America spent an estimated $9,451 per person on healthcare in 2015, by far the most of any country. However, among wealthy, industrialized nations, the U.S. has the largest share of residents not getting the medical care they need due to financial costs. Among the 35 member nations of the Organization for Economic Co-operation and Development, America is the only country without universal health coverage. This inconsistent coverage and care can create large disparities in health outcomes between populations.
For the first time in decades, life expectancy in the United States fell in 2015. With a life expectancy at birth of 78.8 years, the U.S. ranks 28th among OECD countries. In addition, the U.S. is expected to fall even further behind other countries in the future. By 2030, life expectancy in the U.S. is expected to be on par with the Czech Republic for men and Croatia and Mexico for women.
> Life expectancy at birth: 80.7 yrs.
> Obesity rate: 23.7% (6th lowest)
> Smoking rate: 14.7% (7th lowest)
> Median household income: $70,628 (6th highest)
Poor life expectancy in the U.S. is partially caused by differences in quality of and access to care, as well as a number of socioeconomic conditions that can affect health outcomes. As a result, longevity varies significantly from state to state. Hawaiians have the longest life expectancy, of 81.2 years. By contrast, the life expectancy in Mississippi is only 74.8 years, the shortest of any state. 24/7 Wall St. reviewed the average life expectancy at birth in each of the 50 states.
Longevity is a complex measure, and the discrepancy between states is due to many factors. Whether a state’s population tends to engage in healthy or unhealthy behaviors is one component.
High rates of smoking, for example, can reduce life expectancy statewide. Smoking is the leading cause of premature death in the U.S., with smokers dying 10 years earlier on average compared to nonsmokers. The 10 states with the shortest life expectancy all have smoking rates higher than the national average.

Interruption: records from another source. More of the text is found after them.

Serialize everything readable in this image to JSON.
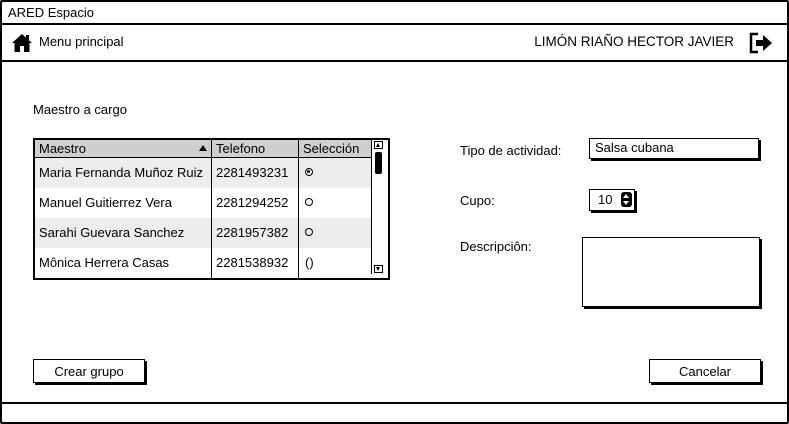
{
  "window": {
    "title": "ARED Espacio"
  },
  "nav": {
    "home_label": "Menu principal",
    "user_name": "LIMÓN RIAÑO HECTOR JAVIER"
  },
  "teacher_section": {
    "label": "Maestro a cargo"
  },
  "table": {
    "columns": [
      "Maestro",
      "Telefono",
      "Selección"
    ],
    "sort_column": "Maestro",
    "sort_direction": "ascending",
    "rows": [
      {
        "maestro": "Maria Fernanda Muñoz Ruiz",
        "telefono": "2281493231",
        "seleccion": "selected"
      },
      {
        "maestro": "Manuel Guitierrez Vera",
        "telefono": "2281294252",
        "seleccion": "unselected"
      },
      {
        "maestro": "Sarahi Guevara Sanchez",
        "telefono": "2281957382",
        "seleccion": "unselected"
      },
      {
        "maestro": "Mônica Herrera Casas",
        "telefono": "2281538932",
        "seleccion_text": "()"
      }
    ]
  },
  "form": {
    "tipo_label": "Tipo de actividad:",
    "tipo_value": "Salsa cubana",
    "cupo_label": "Cupo:",
    "cupo_value": "10",
    "descripcion_label": "Descripciôn:",
    "descripcion_value": ""
  },
  "buttons": {
    "create": "Crear grupo",
    "cancel": "Cancelar"
  },
  "icons": {
    "home": "home-icon",
    "logout": "logout-icon",
    "sort": "sort-ascending-icon"
  }
}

Nine of the 10 states with the longest life expectancy have a lower smoking rate than the nation as a whole.
Following smoking, obesity is the leading cause of premature death. Obese individuals are more likely to have heart disease, stroke, type 2 diabetes, certain types of cancer, and other illnesses. In addition, those who are obese tend to exercise less, which can decrease longevity even further. Leading an active lifestyle has been shown to increase longevity, and states with a high share of sedentary individuals tend to have a lower life expectancy.

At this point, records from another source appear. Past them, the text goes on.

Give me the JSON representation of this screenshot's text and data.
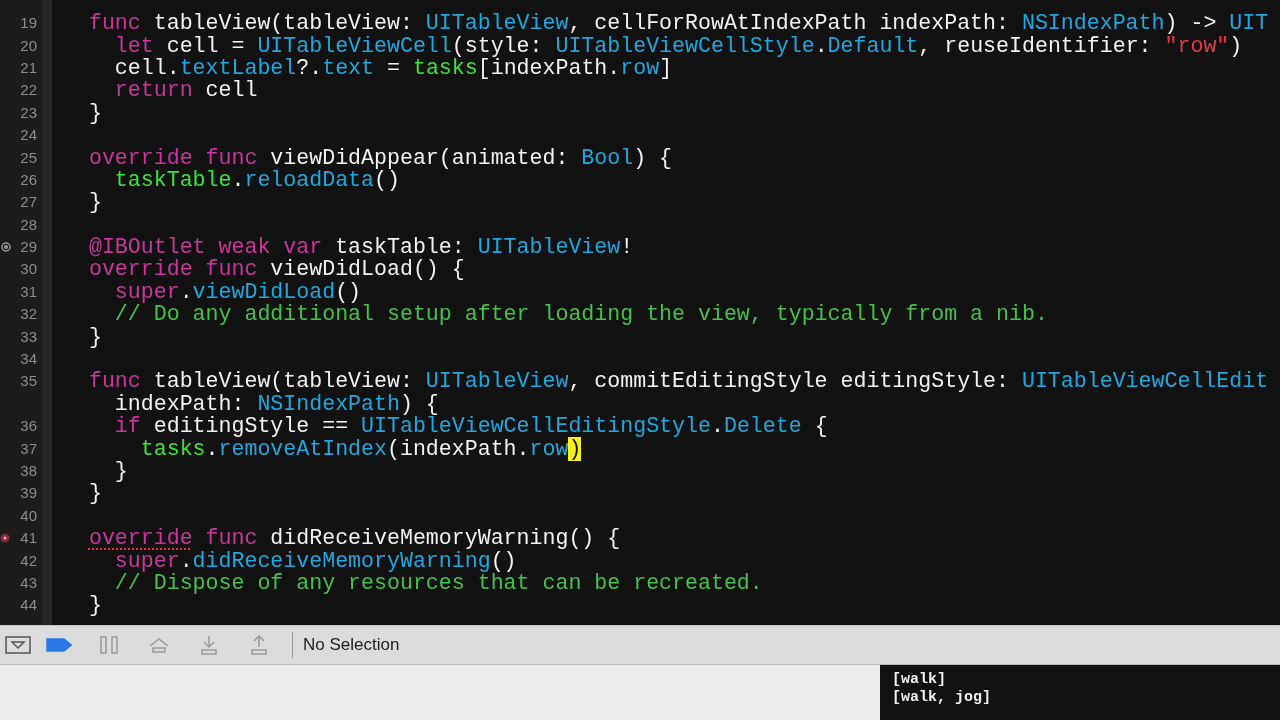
{
  "editor": {
    "lines": [
      {
        "kind": "code",
        "number": "19",
        "tokens": [
          {
            "kind": "keyword",
            "text": "  func"
          },
          {
            "kind": "plain",
            "text": " tableView(tableView: "
          },
          {
            "kind": "type",
            "text": "UITableView"
          },
          {
            "kind": "plain",
            "text": ", cellForRowAtIndexPath indexPath: "
          },
          {
            "kind": "type",
            "text": "NSIndexPath"
          },
          {
            "kind": "plain",
            "text": ") -> "
          },
          {
            "kind": "type",
            "text": "UIT"
          }
        ]
      },
      {
        "kind": "code",
        "number": "20",
        "tokens": [
          {
            "kind": "keyword",
            "text": "    let"
          },
          {
            "kind": "plain",
            "text": " cell = "
          },
          {
            "kind": "type",
            "text": "UITableViewCell"
          },
          {
            "kind": "plain",
            "text": "(style: "
          },
          {
            "kind": "type",
            "text": "UITableViewCellStyle"
          },
          {
            "kind": "plain",
            "text": "."
          },
          {
            "kind": "type",
            "text": "Default"
          },
          {
            "kind": "plain",
            "text": ", reuseIdentifier: "
          },
          {
            "kind": "string",
            "text": "\"row\""
          },
          {
            "kind": "plain",
            "text": ")"
          }
        ]
      },
      {
        "kind": "code",
        "number": "21",
        "tokens": [
          {
            "kind": "plain",
            "text": "    cell."
          },
          {
            "kind": "type",
            "text": "textLabel"
          },
          {
            "kind": "plain",
            "text": "?."
          },
          {
            "kind": "type",
            "text": "text"
          },
          {
            "kind": "plain",
            "text": " = "
          },
          {
            "kind": "project",
            "text": "tasks"
          },
          {
            "kind": "plain",
            "text": "[indexPath."
          },
          {
            "kind": "type",
            "text": "row"
          },
          {
            "kind": "plain",
            "text": "]"
          }
        ]
      },
      {
        "kind": "code",
        "number": "22",
        "tokens": [
          {
            "kind": "keyword",
            "text": "    return"
          },
          {
            "kind": "plain",
            "text": " cell"
          }
        ]
      },
      {
        "kind": "code",
        "number": "23",
        "tokens": [
          {
            "kind": "plain",
            "text": "  }"
          }
        ]
      },
      {
        "kind": "code",
        "number": "24"
      },
      {
        "kind": "code",
        "number": "25",
        "tokens": [
          {
            "kind": "keyword",
            "text": "  override func"
          },
          {
            "kind": "plain",
            "text": " viewDidAppear(animated: "
          },
          {
            "kind": "type",
            "text": "Bool"
          },
          {
            "kind": "plain",
            "text": ") {"
          }
        ]
      },
      {
        "kind": "code",
        "number": "26",
        "tokens": [
          {
            "kind": "project",
            "text": "    taskTable"
          },
          {
            "kind": "plain",
            "text": "."
          },
          {
            "kind": "type",
            "text": "reloadData"
          },
          {
            "kind": "plain",
            "text": "()"
          }
        ]
      },
      {
        "kind": "code",
        "number": "27",
        "tokens": [
          {
            "kind": "plain",
            "text": "  }"
          }
        ]
      },
      {
        "kind": "code",
        "number": "28"
      },
      {
        "kind": "outlet",
        "number": "29",
        "tokens": [
          {
            "kind": "keyword",
            "text": "  @IBOutlet weak var"
          },
          {
            "kind": "plain",
            "text": " taskTable: "
          },
          {
            "kind": "type",
            "text": "UITableView"
          },
          {
            "kind": "plain",
            "text": "!"
          }
        ]
      },
      {
        "kind": "code",
        "number": "30",
        "tokens": [
          {
            "kind": "keyword",
            "text": "  override func"
          },
          {
            "kind": "plain",
            "text": " viewDidLoad() {"
          }
        ]
      },
      {
        "kind": "code",
        "number": "31",
        "tokens": [
          {
            "kind": "keyword",
            "text": "    super"
          },
          {
            "kind": "plain",
            "text": "."
          },
          {
            "kind": "type",
            "text": "viewDidLoad"
          },
          {
            "kind": "plain",
            "text": "()"
          }
        ]
      },
      {
        "kind": "code",
        "number": "32",
        "tokens": [
          {
            "kind": "comment",
            "text": "    // Do any additional setup after loading the view, typically from a nib."
          }
        ]
      },
      {
        "kind": "code",
        "number": "33",
        "tokens": [
          {
            "kind": "plain",
            "text": "  }"
          }
        ]
      },
      {
        "kind": "code",
        "number": "34"
      },
      {
        "kind": "code",
        "number": "35",
        "tokens": [
          {
            "kind": "keyword",
            "text": "  func"
          },
          {
            "kind": "plain",
            "text": " tableView(tableView: "
          },
          {
            "kind": "type",
            "text": "UITableView"
          },
          {
            "kind": "plain",
            "text": ", commitEditingStyle editingStyle: "
          },
          {
            "kind": "type",
            "text": "UITableViewCellEdit"
          }
        ]
      },
      {
        "kind": "code",
        "tokens": [
          {
            "kind": "plain",
            "text": "    indexPath: "
          },
          {
            "kind": "type",
            "text": "NSIndexPath"
          },
          {
            "kind": "plain",
            "text": ") {"
          }
        ]
      },
      {
        "kind": "code",
        "number": "36",
        "tokens": [
          {
            "kind": "keyword",
            "text": "    if"
          },
          {
            "kind": "plain",
            "text": " editingStyle == "
          },
          {
            "kind": "type",
            "text": "UITableViewCellEditingStyle"
          },
          {
            "kind": "plain",
            "text": "."
          },
          {
            "kind": "type",
            "text": "Delete"
          },
          {
            "kind": "plain",
            "text": " {"
          }
        ]
      },
      {
        "kind": "code",
        "number": "37",
        "tokens": [
          {
            "kind": "project",
            "text": "      tasks"
          },
          {
            "kind": "plain",
            "text": "."
          },
          {
            "kind": "type",
            "text": "removeAtIndex"
          },
          {
            "kind": "plain",
            "text": "(indexPath."
          },
          {
            "kind": "type",
            "text": "row"
          },
          {
            "kind": "highlight",
            "text": ")"
          }
        ]
      },
      {
        "kind": "code",
        "number": "38",
        "tokens": [
          {
            "kind": "plain",
            "text": "    }"
          }
        ]
      },
      {
        "kind": "code",
        "number": "39",
        "tokens": [
          {
            "kind": "plain",
            "text": "  }"
          }
        ]
      },
      {
        "kind": "code",
        "number": "40"
      },
      {
        "kind": "issue",
        "number": "41",
        "tokens": [
          {
            "kind": "keyword_warning",
            "text": "  override"
          },
          {
            "kind": "keyword",
            "text": " func"
          },
          {
            "kind": "plain",
            "text": " didReceiveMemoryWarning() {"
          }
        ]
      },
      {
        "kind": "code",
        "number": "42",
        "tokens": [
          {
            "kind": "keyword",
            "text": "    super"
          },
          {
            "kind": "plain",
            "text": "."
          },
          {
            "kind": "type",
            "text": "didReceiveMemoryWarning"
          },
          {
            "kind": "plain",
            "text": "()"
          }
        ]
      },
      {
        "kind": "code",
        "number": "43",
        "tokens": [
          {
            "kind": "comment",
            "text": "    // Dispose of any resources that can be recreated."
          }
        ]
      },
      {
        "kind": "code",
        "number": "44",
        "tokens": [
          {
            "kind": "plain",
            "text": "  }"
          }
        ]
      }
    ]
  },
  "debug_bar": {
    "buttons": [
      {
        "kind": "hide-panel"
      },
      {
        "kind": "breakpoints",
        "on": true
      },
      {
        "kind": "pause"
      },
      {
        "kind": "step-over"
      },
      {
        "kind": "step-in"
      },
      {
        "kind": "step-out"
      }
    ],
    "selection": "No Selection"
  },
  "console": {
    "lines": [
      "[walk]",
      "[walk, jog]"
    ]
  }
}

Many socioeconomic issues also play a role in a state population’s longevity, and income is one of the most important indicators. Between Mississippi and Hawaii — the states with the shortest and longest life expectancy, respectively — the gap between the typical household income is over $30,000. In addition, the 10 states with the greatest longevity all have household incomes over the national median, and the typical household earns less than the median in all of the 10 states with the shortest life expectancies.
While it has been a historical trend that wealthy individuals live longer than their poorer counterparts, this gap has widened in the past several decades. In 1970, a 50 year old woman in the bottom 10% of earners had a life expectancy of roughly 80.4 years. Women of the same age in the top 10% of earners had a life expectancy of 84.1 years.
In the following two decades, life expectancy for the top earners rose by 6.4 years. During the same period the life expectancy for women in the bottom income bracket didn’t increase at all. Health outcomes lagging behind in the poorest populations partially account for the low life expectancy in the U.S. compared to most other wealthy countries.
To determine the states with the longest and shortest life expectancies, 24/7 Wall St. reviewed 2013 life expectancy at birth figures provided by the Institute for Health Metrics and Evaluation, a global research center affiliated with the University of Washington. Obesity rates and smoking rates were obtained from County Health Rankings & Roadmaps program, a collaboration between the Robert Wood Johnson Foundation and the University of Wisconsin Population Health Institute and are for 2014. Median household income is from the U.S. Census Bureau’s 2015 American Community Survey.